 	struct pwm_state cstate;
 	u32 ctrl, duty = 0, period = 0, val;
 	int ret;
-	unsigned int delay_us, prescaler = 0;
-	unsigned long now;
+	unsigned int prescaler = 0;
 	bool bypass;
 
 	pwm_get_state(pwm, &cstate);
 
-	if (!cstate.enabled) {
-		ret = clk_prepare_enable(sun4i_pwm->clk);
-		if (ret) {
-			dev_err(chip->dev, "failed to enable PWM clock\n");
-			return ret;
-		}
-	}
-
 	ret = sun4i_pwm_calculate(sun4i_pwm, state, &duty, &period, &prescaler,
 				  &bypass);
 	if (ret) {
 		dev_err(chip->dev, "period exceeds the maximum value\n");
-		if (!cstate.enabled)
-			clk_disable_unprepare(sun4i_pwm->clk);
 		return ret;
 	}
 
@@ -284,8 +272,6 @@  static int sun4i_pwm_apply(struct pwm_chip *chip, struct pwm_device *pwm,
 
 	val = (duty & PWM_DTY_MASK) | PWM_PRD(period);
 	sun4i_pwm_writel(sun4i_pwm, val, PWM_CH_PRD(pwm->hwpwm));
-	sun4i_pwm->next_period[pwm->hwpwm] = jiffies +
-		nsecs_to_jiffies(cstate.period + 1000);
 
 	if (state->polarity != PWM_POLARITY_NORMAL)
 		ctrl &= ~BIT_CH(PWM_ACT_STATE, pwm->hwpwm);
@@ -296,34 +282,12 @@  static int sun4i_pwm_apply(struct pwm_chip *chip, struct pwm_device *pwm,
 
 	if (state->enabled)
 		ctrl |= BIT_CH(PWM_EN, pwm->hwpwm);
+	else
+		ctrl &= ~BIT_CH(PWM_EN, pwm->hwpwm);
 
 	sun4i_pwm_writel(sun4i_pwm, ctrl, PWM_CTRL_REG);
-
-	spin_unlock(&sun4i_pwm->ctrl_lock);
-
-	if (state->enabled)
-		return 0;
-
-	/* We need a full period to elapse before disabling the channel. */
-	now = jiffies;
-	if (time_before(now, sun4i_pwm->next_period[pwm->hwpwm])) {
-		delay_us = jiffies_to_usecs(sun4i_pwm->next_period[pwm->hwpwm] -
-					   now);

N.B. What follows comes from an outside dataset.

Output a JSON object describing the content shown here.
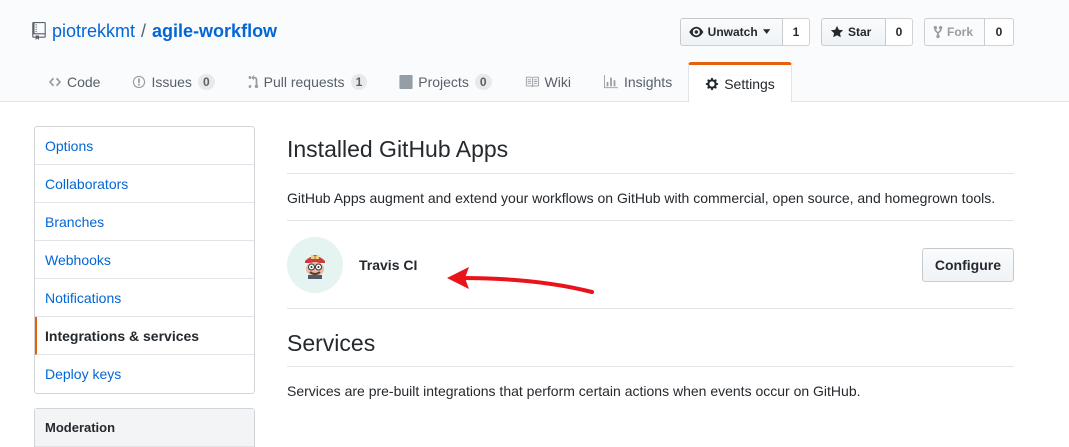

-		if ((delay_us / 500) > MAX_UDELAY_MS)
-			msleep(delay_us / 1000 + 1);
-		else
-			usleep_range(delay_us, delay_us * 2);
-	}
-
-	spin_lock(&sun4i_pwm->ctrl_lock);
-	ctrl = sun4i_pwm_readl(sun4i_pwm, PWM_CTRL_REG);
-	ctrl &= ~BIT_CH(PWM_CLK_GATING, pwm->hwpwm);
-	ctrl &= ~BIT_CH(PWM_EN, pwm->hwpwm);
-	sun4i_pwm_writel(sun4i_pwm, ctrl, PWM_CTRL_REG);
 	spin_unlock(&sun4i_pwm->ctrl_lock);
 
-	clk_disable_unprepare(sun4i_pwm->clk);
-
 	return 0;
 }
 
@@ -457,6 +421,13 @@  static int sun4i_pwm_probe(struct platform_device *pdev)
 		goto err_bus;
 	}
 
+	ret = clk_prepare_enable(pwm->clk);
+	if (ret) {
+		dev_err(&pdev->dev, "failed to prepare and enable PWM clock %pe\n",
+			ERR_PTR(ret));
+		goto err_clk;
+	}
+
 	pwm->chip.dev = &pdev->dev;
 	pwm->chip.ops = &sun4i_pwm_ops;
 	pwm->chip.npwm = pwm->data->npwm;
@@ -476,6 +447,8 @@  static int sun4i_pwm_probe(struct platform_device *pdev)
 	return 0;
 
 err_pwm_add:
+	clk_disable_unprepare(pwm->clk);
+err_clk:
 	clk_disable_unprepare(pwm->bus_clk);
 err_bus:
 	reset_control_assert(pwm->rst);
@@ -492,6 +465,7 @@  static int sun4i_pwm_remove(struct platform_device *pdev)
 	if (ret)
 		return ret;
 
+	clk_disable_unprepare(pwm->clk);
 	clk_disable_unprepare(pwm->bus_clk);
 	reset_control_assert(pwm->rst);